820 Pages on John Irving’s Penis
And Other Horrors
by John Irving
(Random House) $27.95
Now I'm going to tell you how to write a Best-Selling and Critically Acclaimed Novel by John Irving: take one oddly passive main character who lacks one or both parents, insert some sort of an incestuous relationship, have the main character learn how to wrestle, include a lot of weird asides and accidents and leaps of faith, then build to a bullshit ending that is so Spiritually Satisfying that you could adapt it for Hollywood without changing a word. Irving's new novel, Until I Find You, follows this formula to the letter, but it does have one (and only one) difference that makes it of note to those who follow the pop-lit magazines: Irving has spoken of his sexual abuse, at the tender age of 11, at the hands of an older woman. He also discovered that his biological father, who he never met, is dead, and was not a bad man like his mother said.
Irving's response to all this, at the age of 63, is to release a book that seems to be entirely about his penis's history and the treachery of women. The main character, Jack Burns, whose name implies pitiless wanking with no Vaseline, is dazzlingly gorgeous. Jack's mother, a tattoo artist, drags young Jack across Europe in search of his errant father, an aspiring organist named William. They meet any number of quirky supporting characters, among them a man who saves Jack's life (who is only referred to as the Littlest Soldier), then abandon their search for William because it's time for Jack to enroll in school. Since Jack's mother wants to protect him from becoming a heartless womanizer like his old man, Jack gets enrolled in an almost-all-women's school.

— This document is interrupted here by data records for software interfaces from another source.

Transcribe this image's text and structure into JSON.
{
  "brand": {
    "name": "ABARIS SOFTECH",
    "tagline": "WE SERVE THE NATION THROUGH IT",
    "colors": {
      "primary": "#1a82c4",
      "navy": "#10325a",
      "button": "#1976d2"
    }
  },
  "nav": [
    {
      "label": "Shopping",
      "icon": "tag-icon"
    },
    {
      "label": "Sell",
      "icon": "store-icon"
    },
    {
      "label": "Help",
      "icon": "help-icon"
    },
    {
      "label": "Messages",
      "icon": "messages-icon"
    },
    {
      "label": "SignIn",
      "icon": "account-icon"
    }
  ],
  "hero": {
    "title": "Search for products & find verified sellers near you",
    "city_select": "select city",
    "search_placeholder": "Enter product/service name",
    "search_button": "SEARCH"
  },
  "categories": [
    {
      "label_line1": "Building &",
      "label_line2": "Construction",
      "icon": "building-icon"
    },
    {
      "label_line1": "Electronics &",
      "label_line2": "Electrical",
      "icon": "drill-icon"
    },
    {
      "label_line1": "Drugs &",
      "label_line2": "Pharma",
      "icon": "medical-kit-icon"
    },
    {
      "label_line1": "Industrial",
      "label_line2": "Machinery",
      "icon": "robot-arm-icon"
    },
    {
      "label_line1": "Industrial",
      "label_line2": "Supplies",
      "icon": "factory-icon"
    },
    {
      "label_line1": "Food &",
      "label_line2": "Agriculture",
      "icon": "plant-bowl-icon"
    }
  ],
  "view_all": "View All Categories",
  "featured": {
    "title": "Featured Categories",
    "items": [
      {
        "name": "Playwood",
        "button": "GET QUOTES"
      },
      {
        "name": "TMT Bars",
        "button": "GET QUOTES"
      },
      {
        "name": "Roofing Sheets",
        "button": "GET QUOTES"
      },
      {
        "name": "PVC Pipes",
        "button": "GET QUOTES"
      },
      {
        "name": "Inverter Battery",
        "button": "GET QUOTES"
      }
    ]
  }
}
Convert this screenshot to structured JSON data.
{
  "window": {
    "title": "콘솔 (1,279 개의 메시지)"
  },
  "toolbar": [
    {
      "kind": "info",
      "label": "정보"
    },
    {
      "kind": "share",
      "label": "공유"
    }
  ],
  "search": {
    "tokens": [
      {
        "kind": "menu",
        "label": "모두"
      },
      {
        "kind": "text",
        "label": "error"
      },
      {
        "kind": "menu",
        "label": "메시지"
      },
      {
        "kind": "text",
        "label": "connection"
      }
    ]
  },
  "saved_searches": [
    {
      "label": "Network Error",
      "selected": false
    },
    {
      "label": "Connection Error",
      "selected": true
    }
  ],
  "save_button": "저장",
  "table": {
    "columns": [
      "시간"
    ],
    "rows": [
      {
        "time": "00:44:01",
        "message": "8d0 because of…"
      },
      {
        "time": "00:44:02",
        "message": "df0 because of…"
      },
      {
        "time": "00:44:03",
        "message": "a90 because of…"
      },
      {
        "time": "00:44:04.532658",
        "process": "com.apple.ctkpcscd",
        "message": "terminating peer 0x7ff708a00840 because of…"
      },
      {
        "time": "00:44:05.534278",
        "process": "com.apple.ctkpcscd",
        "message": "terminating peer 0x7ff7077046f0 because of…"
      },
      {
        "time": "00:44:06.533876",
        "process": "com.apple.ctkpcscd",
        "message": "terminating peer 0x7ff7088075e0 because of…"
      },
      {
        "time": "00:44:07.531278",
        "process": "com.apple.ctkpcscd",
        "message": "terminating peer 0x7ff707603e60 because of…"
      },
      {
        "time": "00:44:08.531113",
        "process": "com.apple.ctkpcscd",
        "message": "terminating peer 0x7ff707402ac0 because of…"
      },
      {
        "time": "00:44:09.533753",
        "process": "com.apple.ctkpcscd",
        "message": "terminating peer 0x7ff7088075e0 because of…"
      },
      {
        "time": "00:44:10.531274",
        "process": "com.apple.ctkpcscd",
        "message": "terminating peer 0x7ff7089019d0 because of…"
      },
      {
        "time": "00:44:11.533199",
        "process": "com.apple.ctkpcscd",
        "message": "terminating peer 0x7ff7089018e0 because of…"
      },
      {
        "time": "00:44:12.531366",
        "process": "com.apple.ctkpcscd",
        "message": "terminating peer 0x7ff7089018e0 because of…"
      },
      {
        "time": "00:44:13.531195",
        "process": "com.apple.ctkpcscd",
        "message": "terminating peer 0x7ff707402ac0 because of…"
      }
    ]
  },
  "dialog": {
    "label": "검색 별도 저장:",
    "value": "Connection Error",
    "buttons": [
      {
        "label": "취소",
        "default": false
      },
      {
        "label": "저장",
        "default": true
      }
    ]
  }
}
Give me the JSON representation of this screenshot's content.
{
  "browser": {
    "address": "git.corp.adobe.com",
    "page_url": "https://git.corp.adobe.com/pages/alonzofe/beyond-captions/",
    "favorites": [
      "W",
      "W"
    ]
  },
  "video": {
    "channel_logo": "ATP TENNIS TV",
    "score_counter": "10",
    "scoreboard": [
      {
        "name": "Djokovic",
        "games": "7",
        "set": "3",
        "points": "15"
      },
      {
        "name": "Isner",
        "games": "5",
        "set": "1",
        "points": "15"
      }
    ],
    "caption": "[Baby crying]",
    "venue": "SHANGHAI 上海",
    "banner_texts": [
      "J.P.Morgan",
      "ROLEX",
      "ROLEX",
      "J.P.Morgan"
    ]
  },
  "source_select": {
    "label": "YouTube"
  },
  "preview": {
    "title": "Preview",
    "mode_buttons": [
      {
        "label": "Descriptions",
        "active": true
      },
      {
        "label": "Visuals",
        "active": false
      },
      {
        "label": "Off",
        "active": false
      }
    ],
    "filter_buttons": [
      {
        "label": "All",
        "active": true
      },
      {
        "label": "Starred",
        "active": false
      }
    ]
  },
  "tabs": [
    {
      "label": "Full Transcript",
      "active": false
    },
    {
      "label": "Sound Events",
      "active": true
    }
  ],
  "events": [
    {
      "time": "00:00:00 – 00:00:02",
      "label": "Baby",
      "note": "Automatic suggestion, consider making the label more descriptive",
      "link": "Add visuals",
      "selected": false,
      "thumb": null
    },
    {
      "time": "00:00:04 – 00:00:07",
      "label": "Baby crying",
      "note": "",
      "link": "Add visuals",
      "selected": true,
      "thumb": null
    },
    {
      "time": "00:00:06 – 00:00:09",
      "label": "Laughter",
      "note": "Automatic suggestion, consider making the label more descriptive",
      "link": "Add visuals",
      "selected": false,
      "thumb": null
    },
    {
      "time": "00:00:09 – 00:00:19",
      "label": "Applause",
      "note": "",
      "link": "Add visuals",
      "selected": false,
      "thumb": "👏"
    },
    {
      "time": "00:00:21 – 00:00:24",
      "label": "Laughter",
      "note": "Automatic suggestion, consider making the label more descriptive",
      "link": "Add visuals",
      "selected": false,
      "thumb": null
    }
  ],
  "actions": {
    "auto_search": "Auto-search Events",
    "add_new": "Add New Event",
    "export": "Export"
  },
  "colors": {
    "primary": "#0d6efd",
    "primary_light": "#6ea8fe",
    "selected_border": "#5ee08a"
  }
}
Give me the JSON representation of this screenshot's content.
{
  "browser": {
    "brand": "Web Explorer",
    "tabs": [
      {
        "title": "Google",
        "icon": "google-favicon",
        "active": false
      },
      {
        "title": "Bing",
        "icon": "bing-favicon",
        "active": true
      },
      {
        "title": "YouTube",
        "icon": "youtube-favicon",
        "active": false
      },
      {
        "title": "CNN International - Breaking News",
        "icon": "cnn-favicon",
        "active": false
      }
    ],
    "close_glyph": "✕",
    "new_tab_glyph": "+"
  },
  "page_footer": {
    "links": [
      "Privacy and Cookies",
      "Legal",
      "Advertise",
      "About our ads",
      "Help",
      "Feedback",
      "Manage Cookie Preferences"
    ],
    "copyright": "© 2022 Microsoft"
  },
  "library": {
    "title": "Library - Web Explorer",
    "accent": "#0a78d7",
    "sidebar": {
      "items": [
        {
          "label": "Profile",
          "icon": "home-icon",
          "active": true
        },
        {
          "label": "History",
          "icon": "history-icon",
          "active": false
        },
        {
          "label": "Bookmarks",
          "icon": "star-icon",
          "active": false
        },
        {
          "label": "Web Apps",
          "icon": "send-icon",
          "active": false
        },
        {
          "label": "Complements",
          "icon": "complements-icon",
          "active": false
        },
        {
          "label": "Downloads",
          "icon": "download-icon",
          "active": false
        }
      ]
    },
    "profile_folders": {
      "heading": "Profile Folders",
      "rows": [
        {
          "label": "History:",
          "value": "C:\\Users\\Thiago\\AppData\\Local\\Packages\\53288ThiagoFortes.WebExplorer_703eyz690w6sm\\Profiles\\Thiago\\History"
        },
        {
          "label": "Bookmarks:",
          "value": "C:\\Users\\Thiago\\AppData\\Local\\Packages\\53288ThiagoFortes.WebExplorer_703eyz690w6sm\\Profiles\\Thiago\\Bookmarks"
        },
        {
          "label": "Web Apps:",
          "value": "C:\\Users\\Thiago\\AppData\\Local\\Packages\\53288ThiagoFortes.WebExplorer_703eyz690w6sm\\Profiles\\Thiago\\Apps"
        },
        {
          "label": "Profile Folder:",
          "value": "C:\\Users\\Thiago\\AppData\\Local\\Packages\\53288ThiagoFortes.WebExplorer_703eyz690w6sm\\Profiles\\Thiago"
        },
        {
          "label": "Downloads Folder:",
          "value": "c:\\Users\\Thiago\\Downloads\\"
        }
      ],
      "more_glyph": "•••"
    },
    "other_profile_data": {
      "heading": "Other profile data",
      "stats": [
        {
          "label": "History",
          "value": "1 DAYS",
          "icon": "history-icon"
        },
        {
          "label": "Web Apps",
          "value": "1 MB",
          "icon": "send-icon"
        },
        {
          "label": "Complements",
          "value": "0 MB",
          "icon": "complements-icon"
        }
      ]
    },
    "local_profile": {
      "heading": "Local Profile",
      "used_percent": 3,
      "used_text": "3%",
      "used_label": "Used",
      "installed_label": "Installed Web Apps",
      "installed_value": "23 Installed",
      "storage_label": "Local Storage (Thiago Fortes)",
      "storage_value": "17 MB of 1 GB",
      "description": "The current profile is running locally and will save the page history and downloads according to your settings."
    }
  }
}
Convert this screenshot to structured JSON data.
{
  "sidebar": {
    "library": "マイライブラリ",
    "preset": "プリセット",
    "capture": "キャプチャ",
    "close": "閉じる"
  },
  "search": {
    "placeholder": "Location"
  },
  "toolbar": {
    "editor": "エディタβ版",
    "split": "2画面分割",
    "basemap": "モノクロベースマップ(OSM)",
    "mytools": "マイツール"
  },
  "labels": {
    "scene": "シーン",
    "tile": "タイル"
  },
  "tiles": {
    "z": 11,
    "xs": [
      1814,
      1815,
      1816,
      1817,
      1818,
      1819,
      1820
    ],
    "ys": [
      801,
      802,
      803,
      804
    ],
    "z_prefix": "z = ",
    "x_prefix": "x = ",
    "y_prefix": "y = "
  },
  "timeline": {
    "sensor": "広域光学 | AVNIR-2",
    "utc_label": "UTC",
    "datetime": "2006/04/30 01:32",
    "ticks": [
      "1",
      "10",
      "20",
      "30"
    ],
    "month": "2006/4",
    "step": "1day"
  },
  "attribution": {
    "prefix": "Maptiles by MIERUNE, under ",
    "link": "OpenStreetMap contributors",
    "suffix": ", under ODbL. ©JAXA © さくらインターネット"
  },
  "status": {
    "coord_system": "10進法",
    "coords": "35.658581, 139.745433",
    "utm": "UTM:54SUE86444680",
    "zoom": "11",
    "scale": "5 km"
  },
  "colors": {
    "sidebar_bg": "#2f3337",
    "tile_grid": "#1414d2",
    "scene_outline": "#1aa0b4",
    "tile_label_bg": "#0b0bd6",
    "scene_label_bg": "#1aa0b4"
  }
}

Naturally, since Jack is so heart-breakingly attractive, the girls at the school, especially his best friend, Emma, become irrationally absorbed in seeing his penis:
"...'Have a wet dream for me, little guy,' Emma said to Jack's penis..."
"...'Show me what the little guy knows, baby cakes.'..."
"...'That little guy is like a coming attraction, honey pie.'..."
"...Emma was engaged in one of her periodic checks on the progress of his penis, which seemed to render her melancholic..."
And on and on and on, until Jack learns self-defense and gets molested by his Portuguese kickboxing coach, Mrs. Machado. She renames Jack's schlong (because Irving is a master of dialect) "Meester Penis." We are treated to sentiments like: "...Jack's penis rose to the occasion with the stiffening determination of a war hero."
Enough. Emma grows up to be a popular novelist, Jack grows up to be an actor. After two very long death scenes, one set to Bob Dylan lyrics, Jack finds out that his mother lied to him. His father was actually a good guy! And he's still alive! So Jack retakes the trip that swallows the first quarter of this book, finding out all the ways that his mother lied to him—for instance, the Littlest Soldier turns out to be a young boy, and Jack's mother had sex with him, but Jack didn't want to remember it that way because that would mean that his mother was a molester like that Filthy Portuguese Kickboxer. Also, in the beginning of the book, they weren't chasing his father, but rather William was chasing them and Jack's mother (the heartless bitch!) finally made an improbable and illegal deal stipulating that William could never see Jack in person. In the end, Jack meets William, who's crazy, but in that loveable, Robin Williams sort of way, and all of Jack's friends, UNBEKNOWNST TO HIM, were sending Dad pictures and letters about his Lost Son's Progress Through Life. And that's the end.
Are you kidding me? This New York Times bestseller is an Edsel of a book that runs on bad writing and themes that Irving has beaten to death with a mallet since 1978. Molestation, of course, is horrible and not to be mocked, but to use molestation as a selling point for a mind-bendingly bad novel that's composed of a series of coincidences and frippery—that ought to be a crime. The fact that Irving's writing is third-rate and workmanlike at best, that he couldn't write a beautiful sentence if he hand-copied it out of David Copperfield, is beside the point. Irving is writing his private pain into the reading public's pain. People who love fiction need to stop enabling this mysteriously popular hack.